● Task directions
In the material below, find all lines with the string "JSON" and copy them.

● The data
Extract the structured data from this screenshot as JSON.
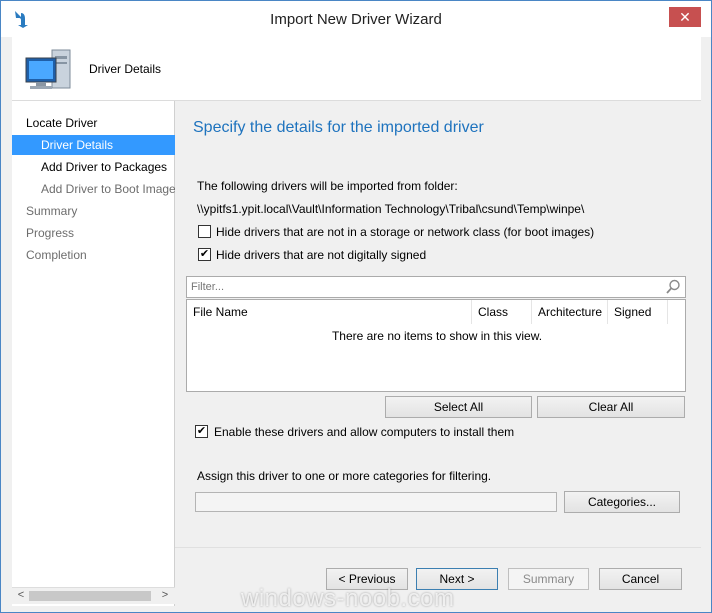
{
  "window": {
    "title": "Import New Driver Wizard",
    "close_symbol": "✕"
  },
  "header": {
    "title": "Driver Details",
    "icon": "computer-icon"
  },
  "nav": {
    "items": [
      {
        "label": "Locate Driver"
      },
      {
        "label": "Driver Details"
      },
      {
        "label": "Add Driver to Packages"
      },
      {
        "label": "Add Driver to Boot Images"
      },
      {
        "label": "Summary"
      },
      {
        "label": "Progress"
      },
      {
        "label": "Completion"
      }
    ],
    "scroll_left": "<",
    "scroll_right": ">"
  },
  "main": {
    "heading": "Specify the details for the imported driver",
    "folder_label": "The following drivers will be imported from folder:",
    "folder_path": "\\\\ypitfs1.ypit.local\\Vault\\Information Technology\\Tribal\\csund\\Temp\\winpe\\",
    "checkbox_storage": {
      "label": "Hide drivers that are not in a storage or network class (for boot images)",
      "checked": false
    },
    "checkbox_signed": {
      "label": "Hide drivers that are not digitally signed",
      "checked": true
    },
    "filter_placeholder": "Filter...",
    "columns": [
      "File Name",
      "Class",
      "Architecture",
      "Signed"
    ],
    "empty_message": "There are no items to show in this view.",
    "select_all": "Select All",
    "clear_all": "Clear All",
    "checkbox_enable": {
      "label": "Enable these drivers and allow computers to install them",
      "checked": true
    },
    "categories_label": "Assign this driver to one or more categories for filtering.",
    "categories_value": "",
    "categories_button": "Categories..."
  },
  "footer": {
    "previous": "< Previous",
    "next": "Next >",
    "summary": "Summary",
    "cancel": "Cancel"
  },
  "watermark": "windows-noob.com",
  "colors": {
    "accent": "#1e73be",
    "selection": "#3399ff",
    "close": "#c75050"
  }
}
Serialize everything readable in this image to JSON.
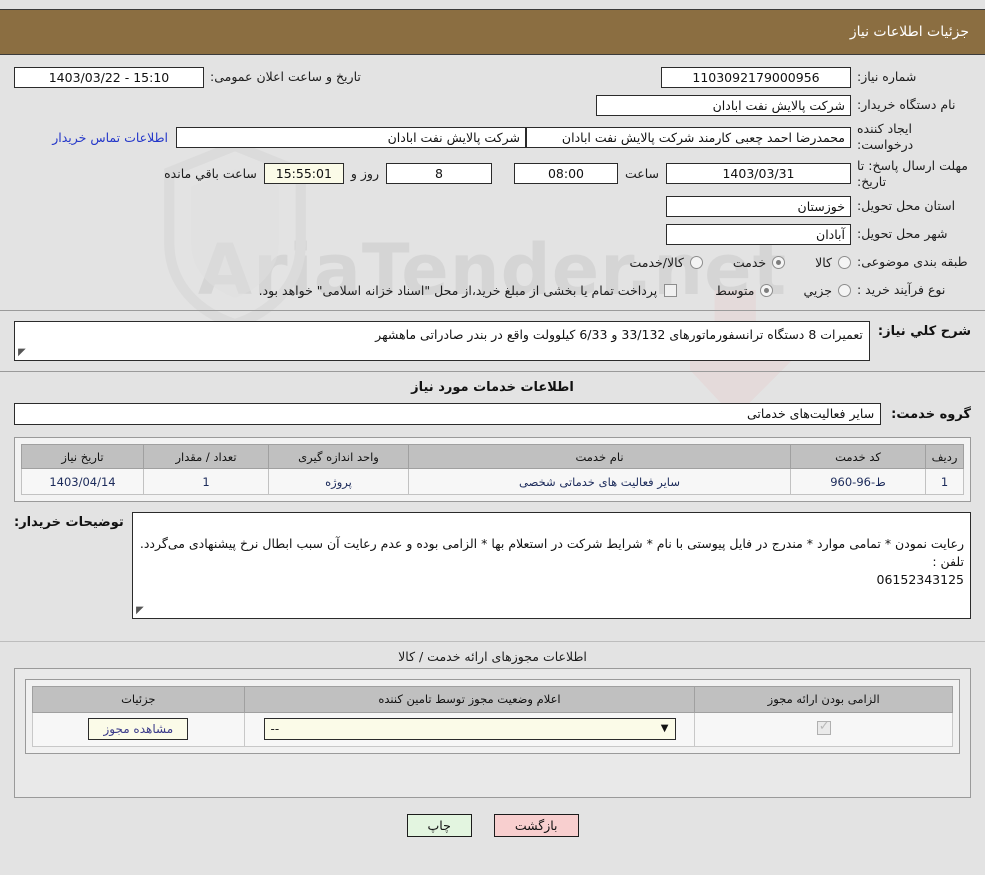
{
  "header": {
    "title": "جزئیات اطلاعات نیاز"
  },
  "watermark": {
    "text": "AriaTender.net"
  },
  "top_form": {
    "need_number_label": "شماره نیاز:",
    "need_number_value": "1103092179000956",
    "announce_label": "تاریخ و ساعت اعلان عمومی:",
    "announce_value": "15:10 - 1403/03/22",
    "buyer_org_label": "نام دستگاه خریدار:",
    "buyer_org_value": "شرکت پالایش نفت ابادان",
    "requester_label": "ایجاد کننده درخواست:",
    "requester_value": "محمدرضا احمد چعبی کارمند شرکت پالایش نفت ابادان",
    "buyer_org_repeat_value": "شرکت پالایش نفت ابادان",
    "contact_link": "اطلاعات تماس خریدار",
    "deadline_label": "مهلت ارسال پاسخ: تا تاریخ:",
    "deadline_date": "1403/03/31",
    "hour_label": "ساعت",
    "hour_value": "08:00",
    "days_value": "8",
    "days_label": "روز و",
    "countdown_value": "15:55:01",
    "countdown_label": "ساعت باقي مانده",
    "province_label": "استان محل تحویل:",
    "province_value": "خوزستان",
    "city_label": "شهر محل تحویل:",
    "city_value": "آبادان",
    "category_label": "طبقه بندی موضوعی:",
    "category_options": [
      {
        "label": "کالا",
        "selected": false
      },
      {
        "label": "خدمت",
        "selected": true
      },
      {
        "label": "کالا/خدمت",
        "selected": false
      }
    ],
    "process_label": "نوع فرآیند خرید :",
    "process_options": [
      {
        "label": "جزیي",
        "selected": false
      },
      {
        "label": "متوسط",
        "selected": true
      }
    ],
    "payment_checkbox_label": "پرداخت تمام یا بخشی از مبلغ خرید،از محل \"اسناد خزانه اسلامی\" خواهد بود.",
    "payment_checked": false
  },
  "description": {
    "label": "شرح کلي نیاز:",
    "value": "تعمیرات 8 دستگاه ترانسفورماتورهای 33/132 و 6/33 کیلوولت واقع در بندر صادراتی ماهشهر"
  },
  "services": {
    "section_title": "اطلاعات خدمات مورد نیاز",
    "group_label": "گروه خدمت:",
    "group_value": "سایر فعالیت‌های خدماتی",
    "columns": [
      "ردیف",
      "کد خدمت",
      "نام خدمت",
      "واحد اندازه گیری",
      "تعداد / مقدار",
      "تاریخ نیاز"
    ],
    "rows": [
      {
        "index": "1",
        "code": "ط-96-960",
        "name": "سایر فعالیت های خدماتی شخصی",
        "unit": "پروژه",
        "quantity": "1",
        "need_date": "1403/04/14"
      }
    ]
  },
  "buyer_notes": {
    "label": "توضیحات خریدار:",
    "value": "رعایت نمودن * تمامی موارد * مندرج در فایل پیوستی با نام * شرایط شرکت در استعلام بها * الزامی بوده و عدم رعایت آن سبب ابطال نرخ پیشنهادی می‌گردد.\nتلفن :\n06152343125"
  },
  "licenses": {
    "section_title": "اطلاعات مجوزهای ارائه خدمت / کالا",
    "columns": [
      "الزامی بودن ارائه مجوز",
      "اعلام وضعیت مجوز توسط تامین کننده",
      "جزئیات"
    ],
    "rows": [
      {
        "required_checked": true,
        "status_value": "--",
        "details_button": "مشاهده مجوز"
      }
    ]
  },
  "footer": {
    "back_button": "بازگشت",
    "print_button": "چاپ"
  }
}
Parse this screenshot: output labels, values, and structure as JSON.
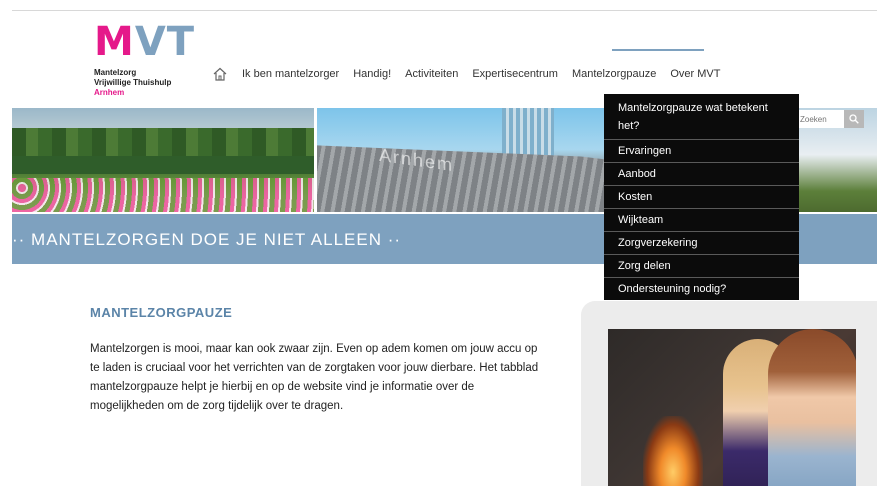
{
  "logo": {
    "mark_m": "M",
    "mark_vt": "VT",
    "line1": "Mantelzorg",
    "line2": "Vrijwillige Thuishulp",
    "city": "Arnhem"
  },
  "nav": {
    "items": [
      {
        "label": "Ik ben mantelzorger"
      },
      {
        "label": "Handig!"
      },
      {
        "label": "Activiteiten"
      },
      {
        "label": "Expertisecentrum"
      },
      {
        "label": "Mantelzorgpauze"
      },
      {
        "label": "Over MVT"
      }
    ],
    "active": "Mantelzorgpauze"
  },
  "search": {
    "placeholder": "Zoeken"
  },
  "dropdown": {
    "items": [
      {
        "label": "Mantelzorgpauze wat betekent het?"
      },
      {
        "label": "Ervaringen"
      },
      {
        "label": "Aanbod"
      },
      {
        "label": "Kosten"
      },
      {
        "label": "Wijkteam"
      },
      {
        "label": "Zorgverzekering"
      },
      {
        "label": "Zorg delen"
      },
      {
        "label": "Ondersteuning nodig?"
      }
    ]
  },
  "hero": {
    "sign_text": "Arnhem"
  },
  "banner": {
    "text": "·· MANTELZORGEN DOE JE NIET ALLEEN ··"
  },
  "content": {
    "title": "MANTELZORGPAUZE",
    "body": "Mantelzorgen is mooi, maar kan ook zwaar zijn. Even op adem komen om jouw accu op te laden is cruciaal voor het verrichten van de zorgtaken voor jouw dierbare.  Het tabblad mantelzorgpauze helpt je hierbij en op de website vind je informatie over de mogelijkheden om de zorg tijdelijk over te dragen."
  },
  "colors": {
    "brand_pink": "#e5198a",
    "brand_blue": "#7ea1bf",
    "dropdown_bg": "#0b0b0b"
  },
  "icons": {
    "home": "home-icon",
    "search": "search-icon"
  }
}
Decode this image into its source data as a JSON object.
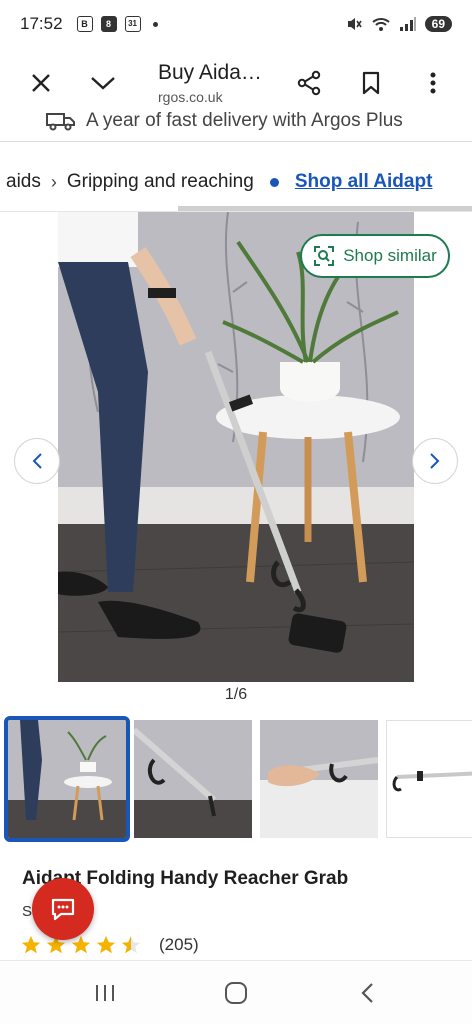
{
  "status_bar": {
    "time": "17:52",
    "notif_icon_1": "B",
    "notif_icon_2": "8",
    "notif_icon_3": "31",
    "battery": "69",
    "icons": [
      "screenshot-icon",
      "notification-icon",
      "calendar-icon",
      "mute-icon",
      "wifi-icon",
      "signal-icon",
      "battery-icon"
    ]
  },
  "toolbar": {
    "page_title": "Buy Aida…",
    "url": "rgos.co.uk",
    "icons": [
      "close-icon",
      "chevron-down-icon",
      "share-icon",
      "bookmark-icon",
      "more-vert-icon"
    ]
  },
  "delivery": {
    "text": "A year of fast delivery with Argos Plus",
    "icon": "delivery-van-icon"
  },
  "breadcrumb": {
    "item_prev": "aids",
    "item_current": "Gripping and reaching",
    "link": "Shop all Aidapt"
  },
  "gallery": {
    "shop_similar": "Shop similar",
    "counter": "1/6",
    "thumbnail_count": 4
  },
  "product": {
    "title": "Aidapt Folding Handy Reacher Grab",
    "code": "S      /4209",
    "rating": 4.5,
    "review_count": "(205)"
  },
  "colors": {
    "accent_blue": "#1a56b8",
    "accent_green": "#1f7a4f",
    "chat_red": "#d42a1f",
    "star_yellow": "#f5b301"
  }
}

● Expected answer
Extract the structured data from this screenshot as JSON.
Serialize everything readable in this image to JSON.
Parse this screenshot: output labels, values, and structure as JSON.
Decode this image into its source data as a JSON object.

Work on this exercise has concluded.